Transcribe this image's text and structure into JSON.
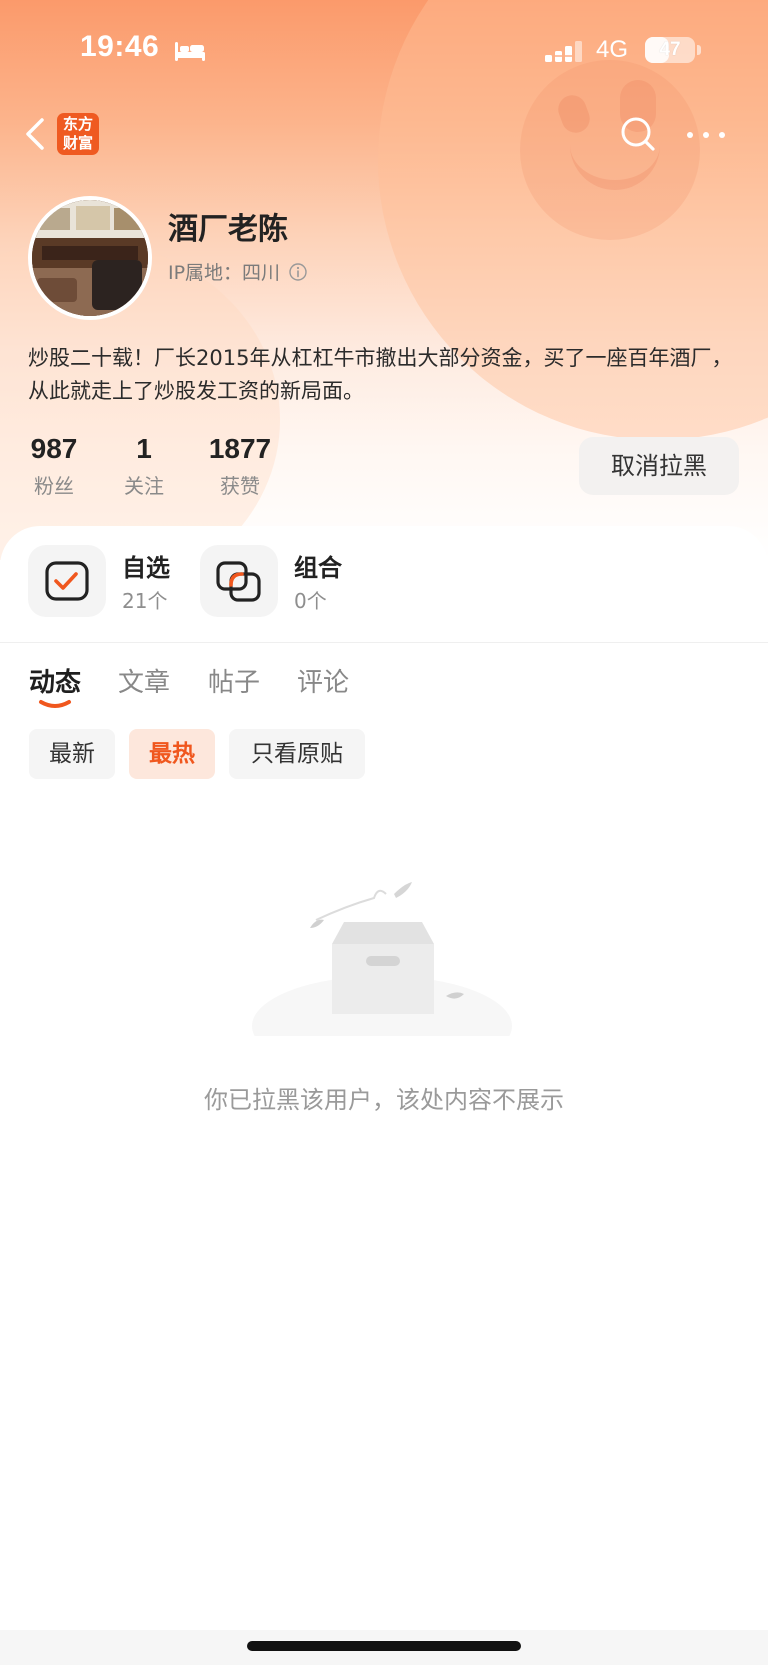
{
  "status_bar": {
    "time": "19:46",
    "network": "4G",
    "battery": "47",
    "battery_level": 0.47
  },
  "nav": {
    "back_icon": "chevron-left-icon",
    "logo_text_line1": "东方",
    "logo_text_line2": "财富",
    "search_icon": "search-icon",
    "more_icon": "more-dots-icon"
  },
  "profile": {
    "name": "酒厂老陈",
    "ip_label": "IP属地：四川",
    "bio": "炒股二十载！厂长2015年从杠杠牛市撤出大部分资金，买了一座百年酒厂，从此就走上了炒股发工资的新局面。",
    "stats": [
      {
        "num": "987",
        "label": "粉丝"
      },
      {
        "num": "1",
        "label": "关注"
      },
      {
        "num": "1877",
        "label": "获赞"
      }
    ],
    "unblock_label": "取消拉黑"
  },
  "shortcuts": [
    {
      "title": "自选",
      "count": "21个",
      "icon": "watchlist-check-icon"
    },
    {
      "title": "组合",
      "count": "0个",
      "icon": "portfolio-icon"
    }
  ],
  "tabs": [
    "动态",
    "文章",
    "帖子",
    "评论"
  ],
  "active_tab": "动态",
  "filters": [
    "最新",
    "最热",
    "只看原贴"
  ],
  "active_filter": "最热",
  "empty_state": {
    "illustration": "empty-box-icon",
    "message": "你已拉黑该用户，该处内容不展示"
  },
  "colors": {
    "accent": "#f0571e",
    "logo_bg": "#ef5a21",
    "header_gradient_top": "#fb9a6b"
  }
}
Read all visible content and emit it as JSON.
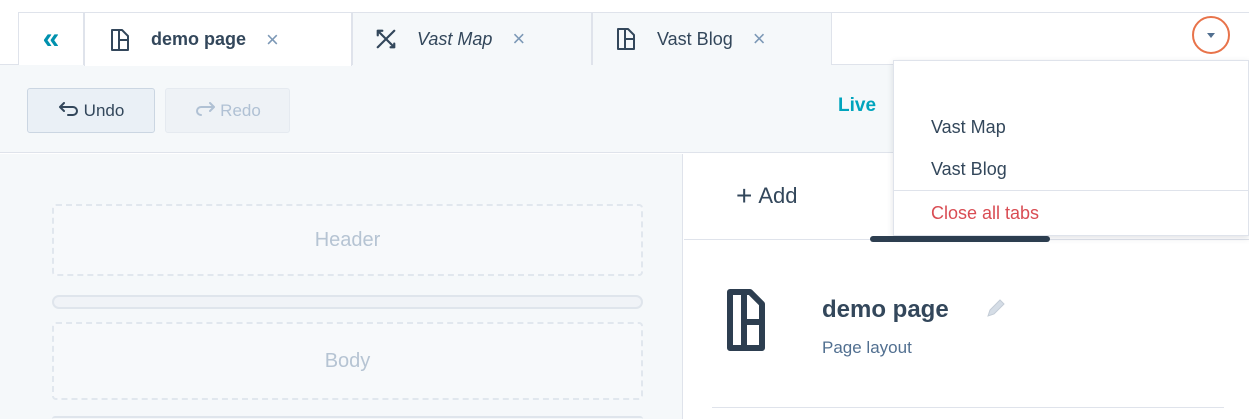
{
  "tabbar": {
    "collapse_glyph": "«",
    "tabs": [
      {
        "label": "demo page",
        "icon": "page-icon",
        "active": true
      },
      {
        "label": "Vast Map",
        "icon": "tools-icon",
        "active": false
      },
      {
        "label": "Vast Blog",
        "icon": "page-icon",
        "active": false
      }
    ],
    "close_glyph": "×",
    "dropdown_icon": "chevron-down-icon"
  },
  "toolbar": {
    "undo_label": "Undo",
    "redo_label": "Redo",
    "undo_icon": "undo-arrow-icon",
    "redo_icon": "redo-arrow-icon",
    "live_label": "Live"
  },
  "canvas": {
    "header_label": "Header",
    "body_label": "Body"
  },
  "sidebar": {
    "add_label": "Add",
    "add_glyph": "+",
    "page_name": "demo page",
    "page_subtitle": "Page layout"
  },
  "dropdown_menu": {
    "items": [
      "Vast Map",
      "Vast Blog"
    ],
    "close_all_label": "Close all tabs"
  },
  "colors": {
    "accent": "#0091ae",
    "live": "#00a4bd",
    "highlight_ring": "#e8734a",
    "danger": "#d94c53",
    "text": "#33475b",
    "canvas_bg": "#f5f8fa"
  }
}
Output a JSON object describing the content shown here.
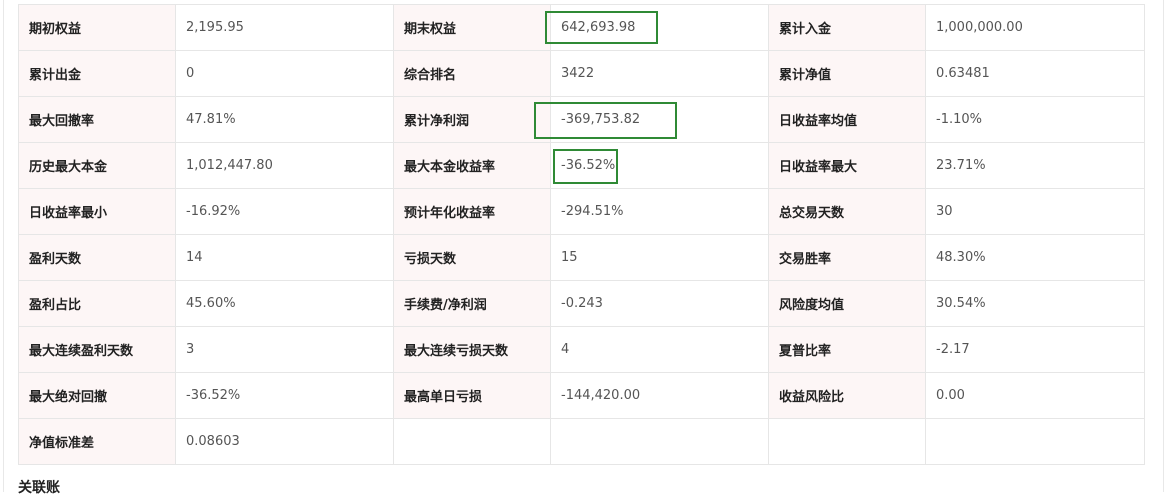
{
  "stats": {
    "rows": [
      [
        {
          "label": "期初权益",
          "value": "2,195.95"
        },
        {
          "label": "期末权益",
          "value": "642,693.98"
        },
        {
          "label": "累计入金",
          "value": "1,000,000.00"
        }
      ],
      [
        {
          "label": "累计出金",
          "value": "0"
        },
        {
          "label": "综合排名",
          "value": "3422"
        },
        {
          "label": "累计净值",
          "value": "0.63481"
        }
      ],
      [
        {
          "label": "最大回撤率",
          "value": "47.81%"
        },
        {
          "label": "累计净利润",
          "value": "-369,753.82"
        },
        {
          "label": "日收益率均值",
          "value": "-1.10%"
        }
      ],
      [
        {
          "label": "历史最大本金",
          "value": "1,012,447.80"
        },
        {
          "label": "最大本金收益率",
          "value": "-36.52%"
        },
        {
          "label": "日收益率最大",
          "value": "23.71%"
        }
      ],
      [
        {
          "label": "日收益率最小",
          "value": "-16.92%"
        },
        {
          "label": "预计年化收益率",
          "value": "-294.51%"
        },
        {
          "label": "总交易天数",
          "value": "30"
        }
      ],
      [
        {
          "label": "盈利天数",
          "value": "14"
        },
        {
          "label": "亏损天数",
          "value": "15"
        },
        {
          "label": "交易胜率",
          "value": "48.30%"
        }
      ],
      [
        {
          "label": "盈利占比",
          "value": "45.60%"
        },
        {
          "label": "手续费/净利润",
          "value": "-0.243"
        },
        {
          "label": "风险度均值",
          "value": "30.54%"
        }
      ],
      [
        {
          "label": "最大连续盈利天数",
          "value": "3"
        },
        {
          "label": "最大连续亏损天数",
          "value": "4"
        },
        {
          "label": "夏普比率",
          "value": "-2.17"
        }
      ],
      [
        {
          "label": "最大绝对回撤",
          "value": "-36.52%"
        },
        {
          "label": "最高单日亏损",
          "value": "-144,420.00"
        },
        {
          "label": "收益风险比",
          "value": "0.00"
        }
      ],
      [
        {
          "label": "净值标准差",
          "value": "0.08603"
        }
      ]
    ]
  },
  "highlight_color": "#2f8a35",
  "footer": {
    "text": "关联账"
  }
}
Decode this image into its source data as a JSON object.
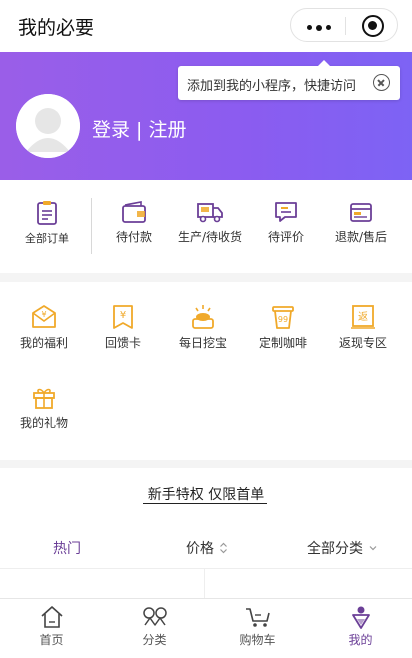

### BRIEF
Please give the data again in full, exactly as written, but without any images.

### OUTPUT
Transcribe this image's text and structure into JSON.
{
  "status_bar": {
    "time": "19:46",
    "network": "4G",
    "battery": "47",
    "battery_level": 0.47
  },
  "nav": {
    "back_icon": "chevron-left-icon",
    "logo_text_line1": "东方",
    "logo_text_line2": "财富",
    "search_icon": "search-icon",
    "more_icon": "more-dots-icon"
  },
  "profile": {
    "name": "酒厂老陈",
    "ip_label": "IP属地：四川",
    "bio": "炒股二十载！厂长2015年从杠杠牛市撤出大部分资金，买了一座百年酒厂，从此就走上了炒股发工资的新局面。",
    "stats": [
      {
        "num": "987",
        "label": "粉丝"
      },
      {
        "num": "1",
        "label": "关注"
      },
      {
        "num": "1877",
        "label": "获赞"
      }
    ],
    "unblock_label": "取消拉黑"
  },
  "shortcuts": [
    {
      "title": "自选",
      "count": "21个",
      "icon": "watchlist-check-icon"
    },
    {
      "title": "组合",
      "count": "0个",
      "icon": "portfolio-icon"
    }
  ],
  "tabs": [
    "动态",
    "文章",
    "帖子",
    "评论"
  ],
  "active_tab": "动态",
  "filters": [
    "最新",
    "最热",
    "只看原贴"
  ],
  "active_filter": "最热",
  "empty_state": {
    "illustration": "empty-box-icon",
    "message": "你已拉黑该用户，该处内容不展示"
  },
  "colors": {
    "accent": "#f0571e",
    "logo_bg": "#ef5a21",
    "header_gradient_top": "#fb9a6b"
  }
}
Read all visible content and emit it as JSON.
{
  "tabbar": {
    "collapse_glyph": "«",
    "tabs": [
      {
        "label": "demo page",
        "icon": "page-icon",
        "active": true
      },
      {
        "label": "Vast Map",
        "icon": "tools-icon",
        "active": false
      },
      {
        "label": "Vast Blog",
        "icon": "page-icon",
        "active": false
      }
    ],
    "close_glyph": "×",
    "dropdown_icon": "chevron-down-icon"
  },
  "toolbar": {
    "undo_label": "Undo",
    "redo_label": "Redo",
    "undo_icon": "undo-arrow-icon",
    "redo_icon": "redo-arrow-icon",
    "live_label": "Live"
  },
  "canvas": {
    "header_label": "Header",
    "body_label": "Body"
  },
  "sidebar": {
    "add_label": "Add",
    "add_glyph": "+",
    "page_name": "demo page",
    "page_subtitle": "Page layout"
  },
  "dropdown_menu": {
    "items": [
      "Vast Map",
      "Vast Blog"
    ],
    "close_all_label": "Close all tabs"
  },
  "colors": {
    "accent": "#0091ae",
    "live": "#00a4bd",
    "highlight_ring": "#e8734a",
    "danger": "#d94c53",
    "text": "#33475b",
    "canvas_bg": "#f5f8fa"
  }
}
Output a JSON object describing the content shown here.
{
  "stats": {
    "rows": [
      [
        {
          "label": "期初权益",
          "value": "2,195.95"
        },
        {
          "label": "期末权益",
          "value": "642,693.98"
        },
        {
          "label": "累计入金",
          "value": "1,000,000.00"
        }
      ],
      [
        {
          "label": "累计出金",
          "value": "0"
        },
        {
          "label": "综合排名",
          "value": "3422"
        },
        {
          "label": "累计净值",
          "value": "0.63481"
        }
      ],
      [
        {
          "label": "最大回撤率",
          "value": "47.81%"
        },
        {
          "label": "累计净利润",
          "value": "-369,753.82"
        },
        {
          "label": "日收益率均值",
          "value": "-1.10%"
        }
      ],
      [
        {
          "label": "历史最大本金",
          "value": "1,012,447.80"
        },
        {
          "label": "最大本金收益率",
          "value": "-36.52%"
        },
        {
          "label": "日收益率最大",
          "value": "23.71%"
        }
      ],
      [
        {
          "label": "日收益率最小",
          "value": "-16.92%"
        },
        {
          "label": "预计年化收益率",
          "value": "-294.51%"
        },
        {
          "label": "总交易天数",
          "value": "30"
        }
      ],
      [
        {
          "label": "盈利天数",
          "value": "14"
        },
        {
          "label": "亏损天数",
          "value": "15"
        },
        {
          "label": "交易胜率",
          "value": "48.30%"
        }
      ],
      [
        {
          "label": "盈利占比",
          "value": "45.60%"
        },
        {
          "label": "手续费/净利润",
          "value": "-0.243"
        },
        {
          "label": "风险度均值",
          "value": "30.54%"
        }
      ],
      [
        {
          "label": "最大连续盈利天数",
          "value": "3"
        },
        {
          "label": "最大连续亏损天数",
          "value": "4"
        },
        {
          "label": "夏普比率",
          "value": "-2.17"
        }
      ],
      [
        {
          "label": "最大绝对回撤",
          "value": "-36.52%"
        },
        {
          "label": "最高单日亏损",
          "value": "-144,420.00"
        },
        {
          "label": "收益风险比",
          "value": "0.00"
        }
      ],
      [
        {
          "label": "净值标准差",
          "value": "0.08603"
        }
      ]
    ]
  },
  "highlight_color": "#2f8a35",
  "footer": {
    "text": "关联账"
  }
}
Decode this image into its source data as a JSON object.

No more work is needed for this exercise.